About this exercise:
Please say how many lines in the material include the string "children", and nothing else.

Given information:
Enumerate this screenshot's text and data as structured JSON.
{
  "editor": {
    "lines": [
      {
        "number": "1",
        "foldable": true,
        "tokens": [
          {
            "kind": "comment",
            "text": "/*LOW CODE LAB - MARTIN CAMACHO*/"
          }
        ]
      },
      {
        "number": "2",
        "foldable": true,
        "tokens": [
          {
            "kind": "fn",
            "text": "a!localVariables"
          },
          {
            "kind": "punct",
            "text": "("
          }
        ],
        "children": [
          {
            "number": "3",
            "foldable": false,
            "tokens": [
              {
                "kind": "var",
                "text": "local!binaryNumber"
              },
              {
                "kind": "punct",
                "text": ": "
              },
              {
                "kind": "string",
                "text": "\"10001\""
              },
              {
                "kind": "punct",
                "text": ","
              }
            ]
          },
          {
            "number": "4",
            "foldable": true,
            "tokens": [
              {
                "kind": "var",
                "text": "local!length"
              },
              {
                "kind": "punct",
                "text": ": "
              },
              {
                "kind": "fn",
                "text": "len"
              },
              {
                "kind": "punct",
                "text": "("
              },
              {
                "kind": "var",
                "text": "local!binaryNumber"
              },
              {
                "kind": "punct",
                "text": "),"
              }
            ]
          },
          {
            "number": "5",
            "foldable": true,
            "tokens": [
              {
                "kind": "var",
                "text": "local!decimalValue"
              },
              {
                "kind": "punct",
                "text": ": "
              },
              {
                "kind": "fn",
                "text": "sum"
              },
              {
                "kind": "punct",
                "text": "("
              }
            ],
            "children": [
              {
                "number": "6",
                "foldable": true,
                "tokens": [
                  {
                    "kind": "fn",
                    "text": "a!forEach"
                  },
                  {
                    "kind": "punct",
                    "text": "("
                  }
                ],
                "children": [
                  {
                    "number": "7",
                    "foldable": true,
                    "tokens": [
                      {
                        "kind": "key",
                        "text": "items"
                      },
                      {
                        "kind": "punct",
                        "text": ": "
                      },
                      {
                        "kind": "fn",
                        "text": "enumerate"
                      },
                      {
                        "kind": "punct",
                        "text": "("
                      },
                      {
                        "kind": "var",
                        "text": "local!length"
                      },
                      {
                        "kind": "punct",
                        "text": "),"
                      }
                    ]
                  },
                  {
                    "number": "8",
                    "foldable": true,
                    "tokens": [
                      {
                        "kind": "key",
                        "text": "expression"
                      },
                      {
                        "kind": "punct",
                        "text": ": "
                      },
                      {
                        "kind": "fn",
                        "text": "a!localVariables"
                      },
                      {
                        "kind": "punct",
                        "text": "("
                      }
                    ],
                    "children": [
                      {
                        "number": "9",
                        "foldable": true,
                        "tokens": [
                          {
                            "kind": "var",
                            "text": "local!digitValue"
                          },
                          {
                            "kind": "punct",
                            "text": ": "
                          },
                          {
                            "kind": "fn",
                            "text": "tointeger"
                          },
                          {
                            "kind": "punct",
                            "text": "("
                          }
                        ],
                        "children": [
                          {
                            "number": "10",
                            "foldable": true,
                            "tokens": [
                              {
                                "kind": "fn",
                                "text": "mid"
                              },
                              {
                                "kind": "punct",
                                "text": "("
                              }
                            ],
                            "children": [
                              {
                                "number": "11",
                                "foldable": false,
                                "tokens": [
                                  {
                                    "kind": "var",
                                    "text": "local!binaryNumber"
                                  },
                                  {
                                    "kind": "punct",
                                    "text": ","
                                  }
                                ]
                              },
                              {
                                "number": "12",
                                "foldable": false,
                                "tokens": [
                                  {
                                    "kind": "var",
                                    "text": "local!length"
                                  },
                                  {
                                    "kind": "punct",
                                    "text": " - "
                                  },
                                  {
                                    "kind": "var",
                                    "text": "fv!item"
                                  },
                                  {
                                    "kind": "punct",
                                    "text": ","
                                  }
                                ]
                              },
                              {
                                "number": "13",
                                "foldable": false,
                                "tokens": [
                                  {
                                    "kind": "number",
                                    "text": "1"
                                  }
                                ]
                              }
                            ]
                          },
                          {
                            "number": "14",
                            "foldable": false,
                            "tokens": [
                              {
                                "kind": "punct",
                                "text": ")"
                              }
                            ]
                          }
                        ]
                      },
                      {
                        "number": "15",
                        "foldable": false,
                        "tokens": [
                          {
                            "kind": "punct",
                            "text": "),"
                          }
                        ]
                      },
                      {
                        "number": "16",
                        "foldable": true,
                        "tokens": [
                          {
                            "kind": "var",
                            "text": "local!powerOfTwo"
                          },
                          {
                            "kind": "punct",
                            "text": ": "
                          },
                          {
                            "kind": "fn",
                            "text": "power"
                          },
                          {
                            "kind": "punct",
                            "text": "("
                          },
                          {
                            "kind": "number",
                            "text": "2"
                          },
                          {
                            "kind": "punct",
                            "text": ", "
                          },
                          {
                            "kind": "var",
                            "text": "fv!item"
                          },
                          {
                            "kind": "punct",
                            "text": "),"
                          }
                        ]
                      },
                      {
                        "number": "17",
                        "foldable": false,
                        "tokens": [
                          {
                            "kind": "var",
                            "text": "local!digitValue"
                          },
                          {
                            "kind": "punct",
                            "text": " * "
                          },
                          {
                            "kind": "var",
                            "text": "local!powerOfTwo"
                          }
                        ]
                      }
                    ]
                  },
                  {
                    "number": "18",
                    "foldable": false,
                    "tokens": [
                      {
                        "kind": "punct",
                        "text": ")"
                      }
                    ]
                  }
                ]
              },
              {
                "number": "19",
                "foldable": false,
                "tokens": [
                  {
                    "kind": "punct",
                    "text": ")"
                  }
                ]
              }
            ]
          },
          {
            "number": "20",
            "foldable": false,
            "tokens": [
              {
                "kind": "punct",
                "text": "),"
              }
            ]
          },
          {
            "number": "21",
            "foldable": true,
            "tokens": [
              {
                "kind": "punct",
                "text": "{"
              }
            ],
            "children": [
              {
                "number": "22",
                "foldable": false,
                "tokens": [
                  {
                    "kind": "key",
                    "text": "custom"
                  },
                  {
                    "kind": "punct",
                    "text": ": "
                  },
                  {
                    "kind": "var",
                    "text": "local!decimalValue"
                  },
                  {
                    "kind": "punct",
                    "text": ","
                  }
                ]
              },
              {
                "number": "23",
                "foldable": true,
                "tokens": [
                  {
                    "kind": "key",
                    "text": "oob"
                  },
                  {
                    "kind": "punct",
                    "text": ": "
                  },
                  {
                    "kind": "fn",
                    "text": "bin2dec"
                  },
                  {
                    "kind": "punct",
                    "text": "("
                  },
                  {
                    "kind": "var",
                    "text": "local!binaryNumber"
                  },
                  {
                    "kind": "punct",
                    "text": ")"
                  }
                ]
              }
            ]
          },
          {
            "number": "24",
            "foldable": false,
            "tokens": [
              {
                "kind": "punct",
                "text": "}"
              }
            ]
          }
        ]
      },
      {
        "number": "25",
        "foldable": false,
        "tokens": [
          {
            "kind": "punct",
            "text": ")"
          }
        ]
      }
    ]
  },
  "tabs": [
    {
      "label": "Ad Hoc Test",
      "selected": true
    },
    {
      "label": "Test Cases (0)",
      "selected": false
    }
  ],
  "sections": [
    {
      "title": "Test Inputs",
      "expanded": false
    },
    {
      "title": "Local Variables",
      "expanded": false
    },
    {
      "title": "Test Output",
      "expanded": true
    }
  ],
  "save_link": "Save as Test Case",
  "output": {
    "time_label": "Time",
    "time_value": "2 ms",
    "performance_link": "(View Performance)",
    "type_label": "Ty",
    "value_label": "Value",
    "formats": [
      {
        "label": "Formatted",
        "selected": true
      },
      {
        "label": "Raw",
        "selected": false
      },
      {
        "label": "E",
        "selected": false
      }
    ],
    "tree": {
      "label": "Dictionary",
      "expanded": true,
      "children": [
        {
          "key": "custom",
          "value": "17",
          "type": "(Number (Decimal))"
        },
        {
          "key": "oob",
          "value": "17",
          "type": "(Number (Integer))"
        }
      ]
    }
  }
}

Solution for this exercise:
8